Poker is a card game where players place chips into the pot (representing money) according to the rules of the specific variant being played. Unlike most games of chance, where the outcome of each hand is mostly dependent on luck, poker is a game of skill that utilizes the concepts of math, probability, psychology, and game theory. In addition to mandatory bets, known as “blinds,” players may also voluntarily place additional chips into the pot for various reasons. For example, a player may choose to raise if they believe that the bet has positive expected value or they may try to bluff other players for strategic reasons.

One of the key factors in winning at poker is understanding how to read other players’ tells. This can be done through body language, expressions, and other nonverbal cues. Using this information can give you a significant advantage over your opponents, helping you make better decisions and improving your chances of winning. However, it’s important to remember that you can still lose if your opponents have good cards and understand how to play them correctly.

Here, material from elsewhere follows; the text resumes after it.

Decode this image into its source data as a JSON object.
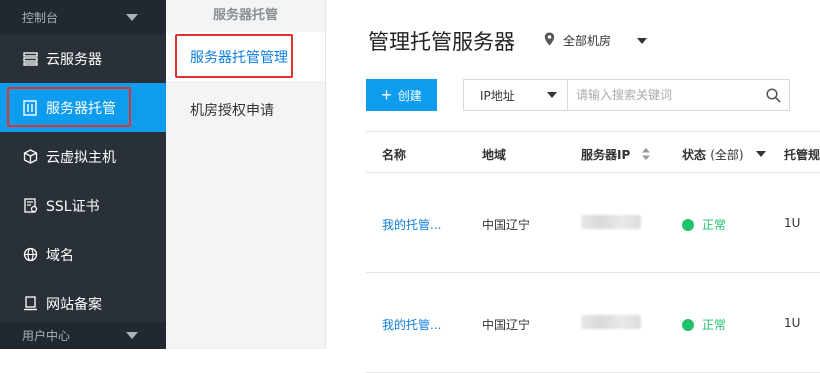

Another important aspect of poker is knowing how to read the betting pattern of your opponents. You can do this by observing how other players behave at the table and assessing their bet sizes. This can help you determine how strong your own hands are and when to fold them. You can also learn a lot about your opponents by studying their betting patterns, which will allow you to make more informed decisions in the future.

It’s important to be able to control your emotions when playing poker. This is because your opponents are watching you very closely for any signs of weakness that they can exploit. If you start to lose your temper, it’s very easy for them to take advantage of you and make a big bet that you can’t call. In the long run, this can be very costly for you.

If you’re looking to improve your poker skills, you should consider attending a tournament or a live casino game. This way, you’ll be able to interact with other players and develop your social skills. Having good social skills is an essential part of success in poker, and it can also help you excel in other areas of life. In addition, you should also consider reading books and articles on poker to expand your knowledge of the game. By doing so, you’ll be able to improve your game and become a better player.